That to me looks like a classic government typo, or else there's a lot more under the table not shown in the documents. If the milestone had been met and the satellite truly begun building, why did Echostar voluntarily surrender their license? Was that satellite repurposed for another payload and orbital slot? And if it was met, why is the FCC charging them three quarters of a million bucks against their bond?
I dont see the reflectors being an issue, it is designed to go out to 119 on the west and is symmetrical so it should handle out to 83 on the east. As a SWM LNB would handle maybe 95%? of installs that would be simple and only the other 5% would need something designed, maybe even 6 cables from LNB to SWM switch?
Exactly, all good questions.
Here's the document that both quotes came from: http://hraunfoss.fcc.gov/edocs_public/attachmatch/DA-11-1353A1.pdf

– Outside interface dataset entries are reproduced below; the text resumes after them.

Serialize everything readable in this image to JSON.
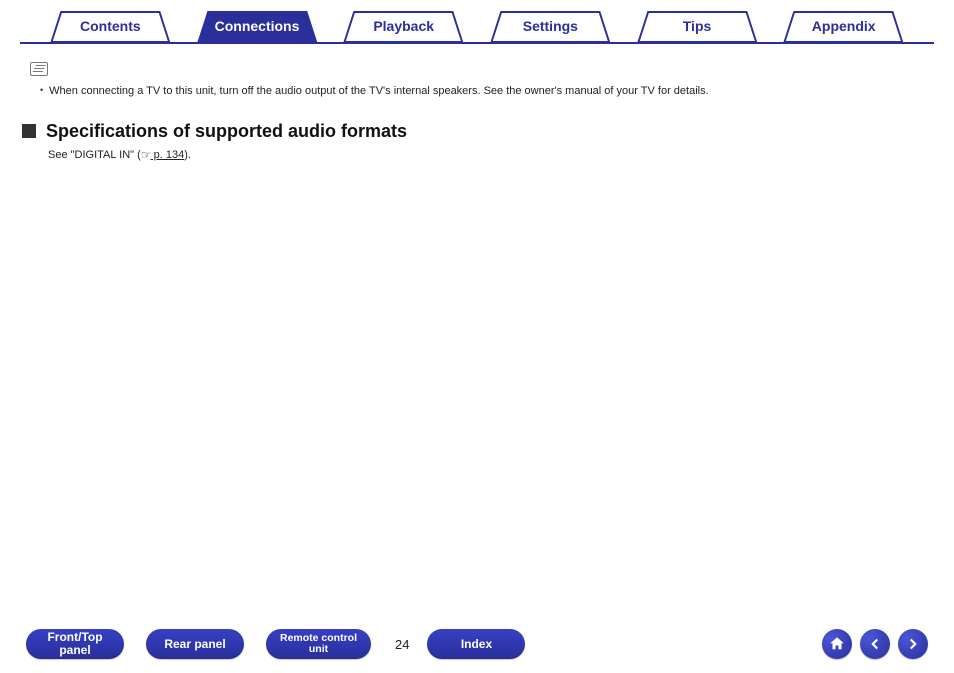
{
  "tabs": {
    "items": [
      {
        "label": "Contents",
        "active": false
      },
      {
        "label": "Connections",
        "active": true
      },
      {
        "label": "Playback",
        "active": false
      },
      {
        "label": "Settings",
        "active": false
      },
      {
        "label": "Tips",
        "active": false
      },
      {
        "label": "Appendix",
        "active": false
      }
    ]
  },
  "note": {
    "bullet1": "When connecting a TV to this unit, turn off the audio output of the TV's internal speakers. See the owner's manual of your TV for details."
  },
  "heading": {
    "title": "Specifications of supported audio formats",
    "sub_pre": "See \"DIGITAL IN\" (",
    "sub_link": " p. 134",
    "sub_post": ")."
  },
  "footer": {
    "front_top_panel": "Front/Top panel",
    "rear_panel": "Rear panel",
    "remote_control_unit": "Remote control unit",
    "index": "Index",
    "page": "24",
    "icons": {
      "home": "home-icon",
      "prev": "arrow-left-icon",
      "next": "arrow-right-icon"
    }
  },
  "colors": {
    "brand": "#2a2f9a"
  }
}
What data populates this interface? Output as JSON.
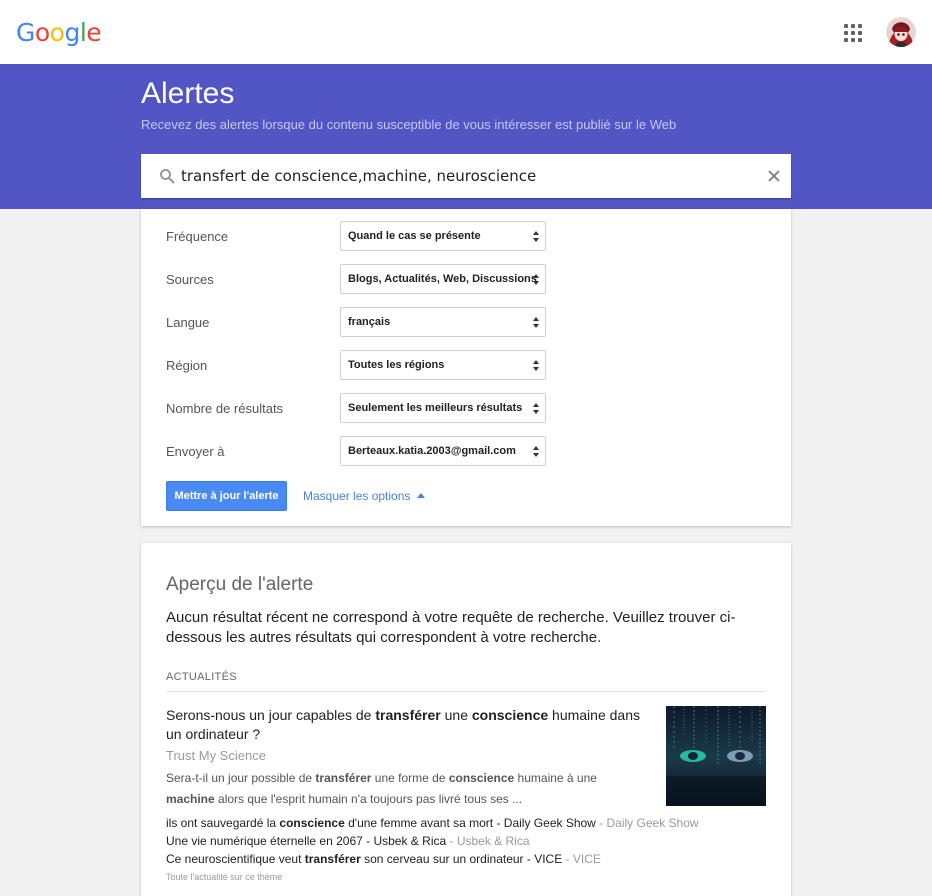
{
  "header": {
    "logo_letters": [
      "G",
      "o",
      "o",
      "g",
      "l",
      "e"
    ],
    "apps_icon": "apps-grid-icon",
    "avatar_icon": "user-avatar"
  },
  "banner": {
    "title": "Alertes",
    "subtitle": "Recevez des alertes lorsque du contenu susceptible de vous intéresser est publié sur le Web",
    "color": "#5256c4"
  },
  "search": {
    "value": "transfert de conscience,machine, neuroscience"
  },
  "options": {
    "items": [
      {
        "label": "Fréquence",
        "value": "Quand le cas se présente"
      },
      {
        "label": "Sources",
        "value": "Blogs, Actualités, Web, Discussions"
      },
      {
        "label": "Langue",
        "value": "français"
      },
      {
        "label": "Région",
        "value": "Toutes les régions"
      },
      {
        "label": "Nombre de résultats",
        "value": "Seulement les meilleurs résultats"
      },
      {
        "label": "Envoyer à",
        "value": "Berteaux.katia.2003@gmail.com"
      }
    ],
    "update_button": "Mettre à jour l'alerte",
    "hide_link": "Masquer les options"
  },
  "preview": {
    "title": "Aperçu de l'alerte",
    "no_result": "Aucun résultat récent ne correspond à votre requête de recherche. Veuillez trouver ci-dessous les autres résultats qui correspondent à votre recherche.",
    "section": "ACTUALITÉS",
    "article": {
      "title_parts": [
        "Serons-nous un jour capables de ",
        "transférer",
        " une ",
        "conscience",
        " humaine dans un ordinateur ?"
      ],
      "source": "Trust My Science",
      "snippet_parts": [
        "Sera-t-il un jour possible de ",
        "transférer",
        " une forme de ",
        "conscience",
        " humaine à une ",
        "machine",
        " alors que l'esprit humain n'a toujours pas livré tous ses ..."
      ]
    },
    "more": [
      {
        "parts": [
          "ils ont sauvegardé la ",
          "conscience",
          " d'une femme avant sa mort - Daily Geek Show"
        ],
        "source": " - Daily Geek Show"
      },
      {
        "parts": [
          "Une vie numérique éternelle en 2067 - Usbek & Rica"
        ],
        "source": " - Usbek & Rica"
      },
      {
        "parts": [
          "Ce neuroscientifique veut ",
          "transférer",
          " son cerveau sur un ordinateur - VICE"
        ],
        "source": " - VICE"
      }
    ],
    "all_news": "Toute l'actualité sur ce thème"
  }
}
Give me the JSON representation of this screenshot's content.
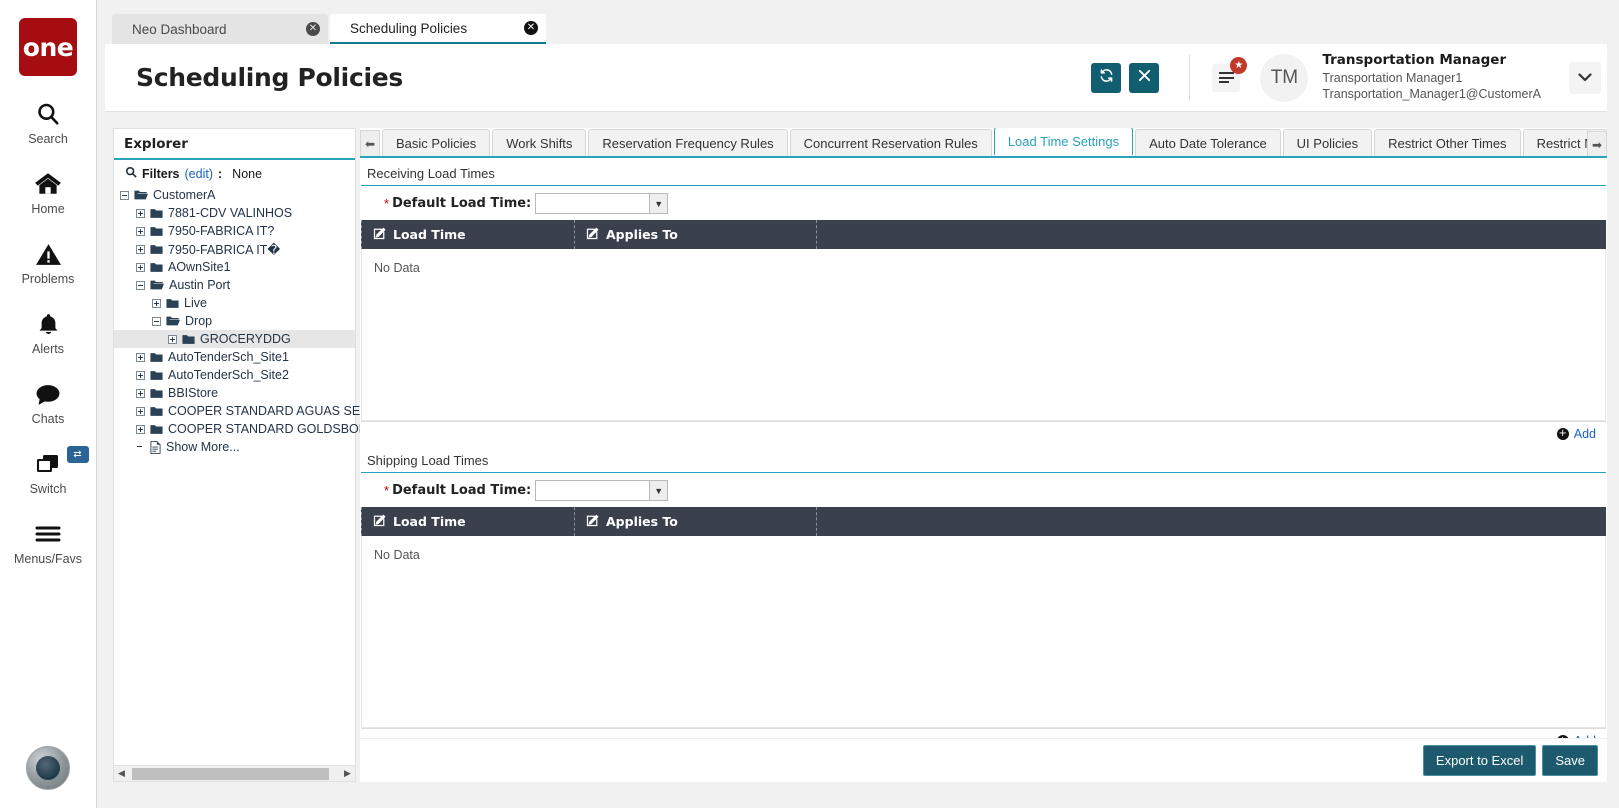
{
  "rail": {
    "logo": "one",
    "items": [
      {
        "label": "Search",
        "icon": "search-icon"
      },
      {
        "label": "Home",
        "icon": "home-icon"
      },
      {
        "label": "Problems",
        "icon": "warning-triangle-icon"
      },
      {
        "label": "Alerts",
        "icon": "bell-icon"
      },
      {
        "label": "Chats",
        "icon": "chat-bubble-icon"
      },
      {
        "label": "Switch",
        "icon": "windows-stack-icon",
        "badge": "⇄"
      },
      {
        "label": "Menus/Favs",
        "icon": "hamburger-icon"
      }
    ]
  },
  "browser_tabs": [
    {
      "label": "Neo Dashboard",
      "active": false
    },
    {
      "label": "Scheduling Policies",
      "active": true
    }
  ],
  "header": {
    "title": "Scheduling Policies",
    "refresh_icon": "refresh-icon",
    "close_icon": "close-icon",
    "menu_icon": "hamburger-icon",
    "notification_badge": "★",
    "avatar_initials": "TM",
    "user_name": "Transportation Manager",
    "user_login": "Transportation Manager1",
    "user_email": "Transportation_Manager1@CustomerA",
    "caret_icon": "chevron-down-icon"
  },
  "explorer": {
    "title": "Explorer",
    "filters_label": "Filters",
    "filters_edit": "(edit)",
    "filters_colon": ":",
    "filters_value": "None",
    "search_icon": "search-icon",
    "tree": [
      {
        "label": "CustomerA",
        "depth": 0,
        "state": "minus",
        "icon": "folder-open-icon",
        "selected": false
      },
      {
        "label": "7881-CDV VALINHOS",
        "depth": 1,
        "state": "plus",
        "icon": "folder-closed-icon",
        "selected": false
      },
      {
        "label": "7950-FABRICA IT?",
        "depth": 1,
        "state": "plus",
        "icon": "folder-closed-icon",
        "selected": false
      },
      {
        "label": "7950-FABRICA IT�",
        "depth": 1,
        "state": "plus",
        "icon": "folder-closed-icon",
        "selected": false
      },
      {
        "label": "AOwnSite1",
        "depth": 1,
        "state": "plus",
        "icon": "folder-closed-icon",
        "selected": false
      },
      {
        "label": "Austin Port",
        "depth": 1,
        "state": "minus",
        "icon": "folder-open-icon",
        "selected": false
      },
      {
        "label": "Live",
        "depth": 2,
        "state": "plus",
        "icon": "folder-closed-icon",
        "selected": false
      },
      {
        "label": "Drop",
        "depth": 2,
        "state": "minus",
        "icon": "folder-open-icon",
        "selected": false
      },
      {
        "label": "GROCERYDDG",
        "depth": 3,
        "state": "plus",
        "icon": "folder-closed-icon",
        "selected": true
      },
      {
        "label": "AutoTenderSch_Site1",
        "depth": 1,
        "state": "plus",
        "icon": "folder-closed-icon",
        "selected": false
      },
      {
        "label": "AutoTenderSch_Site2",
        "depth": 1,
        "state": "plus",
        "icon": "folder-closed-icon",
        "selected": false
      },
      {
        "label": "BBIStore",
        "depth": 1,
        "state": "plus",
        "icon": "folder-closed-icon",
        "selected": false
      },
      {
        "label": "COOPER STANDARD AGUAS SEALING (",
        "depth": 1,
        "state": "plus",
        "icon": "folder-closed-icon",
        "selected": false
      },
      {
        "label": "COOPER STANDARD GOLDSBORO",
        "depth": 1,
        "state": "plus",
        "icon": "folder-closed-icon",
        "selected": false
      },
      {
        "label": "Show More...",
        "depth": 1,
        "state": "none",
        "icon": "document-icon",
        "selected": false
      }
    ]
  },
  "policy_tabs": {
    "left_arrow_icon": "arrow-left-icon",
    "right_arrow_icon": "arrow-right-icon",
    "items": [
      {
        "label": "Basic Policies",
        "active": false
      },
      {
        "label": "Work Shifts",
        "active": false
      },
      {
        "label": "Reservation Frequency Rules",
        "active": false
      },
      {
        "label": "Concurrent Reservation Rules",
        "active": false
      },
      {
        "label": "Load Time Settings",
        "active": true
      },
      {
        "label": "Auto Date Tolerance",
        "active": false
      },
      {
        "label": "UI Policies",
        "active": false
      },
      {
        "label": "Restrict Other Times",
        "active": false
      },
      {
        "label": "Restrict N",
        "active": false
      }
    ]
  },
  "sections": [
    {
      "title": "Receiving Load Times",
      "field_label": "Default Load Time:",
      "field_value": "",
      "required_mark": "*",
      "columns": [
        {
          "label": "Load Time",
          "icon": "edit-pencil-icon"
        },
        {
          "label": "Applies To",
          "icon": "edit-pencil-icon"
        },
        {
          "label": "",
          "icon": ""
        }
      ],
      "empty_text": "No Data",
      "add_label": "Add",
      "add_icon": "plus-circle-icon"
    },
    {
      "title": "Shipping Load Times",
      "field_label": "Default Load Time:",
      "field_value": "",
      "required_mark": "*",
      "columns": [
        {
          "label": "Load Time",
          "icon": "edit-pencil-icon"
        },
        {
          "label": "Applies To",
          "icon": "edit-pencil-icon"
        },
        {
          "label": "",
          "icon": ""
        }
      ],
      "empty_text": "No Data",
      "add_label": "Add",
      "add_icon": "plus-circle-icon"
    }
  ],
  "footer": {
    "export_label": "Export to Excel",
    "save_label": "Save"
  }
}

And the words from Echostar's 2nd letter (this year, link above):Pending before the Commission are two requests for the unconditional release of the bonds posted by EchoStar for satellite authorizations it has already surrendered – Call Signs S2499, a Ka-band satellite at 97º W.L., and S2636, a Ka-band satellite at 113º W.L. EchoStar hereby withdraws its request to unconditionally release the bond for S2636 and, in lieu of a forfeiture, will make arrangements with the Commission to make a payment in the amount of $750,000 to the Treasury in full satisfaction of this obligation. For the bond associated with S2499, EchoStar met the first two milestones, and has submitted a certification that it commenced construction, but the Commission has not requested additional information from EchoStar, or made a determination as to whether EchoStar met that milestone. Once the Commission makes such a determination, EchoStar will make the appropriate arrangements with the Commission to satisfy the remaining bond obligation.
I think it is fee for holding slot(s) , he-he pretty hefty amount to do that.
But, Echostar has now come full circle with the Hughes merger. They are using the Hughes entity to reapply (Jupiter 97W) for license for broadband service at 97W.
No. The initial bond is for holding the slot - it's refundable upon meeting certain milestones.
[strike]Re-thinking this, I suspect what had happened was Echostar asked for the entire $3M to be released since they surrendered the slot, and the FCC looked at what they had actually done to secure its use during the time it was held, determined that they'd at least started construction of a satellite so that warranted return of $2.25M, but decided to hold the rest ($750K) because of the delay and/or lack of progress on the other milestones while the slot was held.[/strike]
Never mind - see posts above.
Can Ka slots be spaced only 2 degrees apart?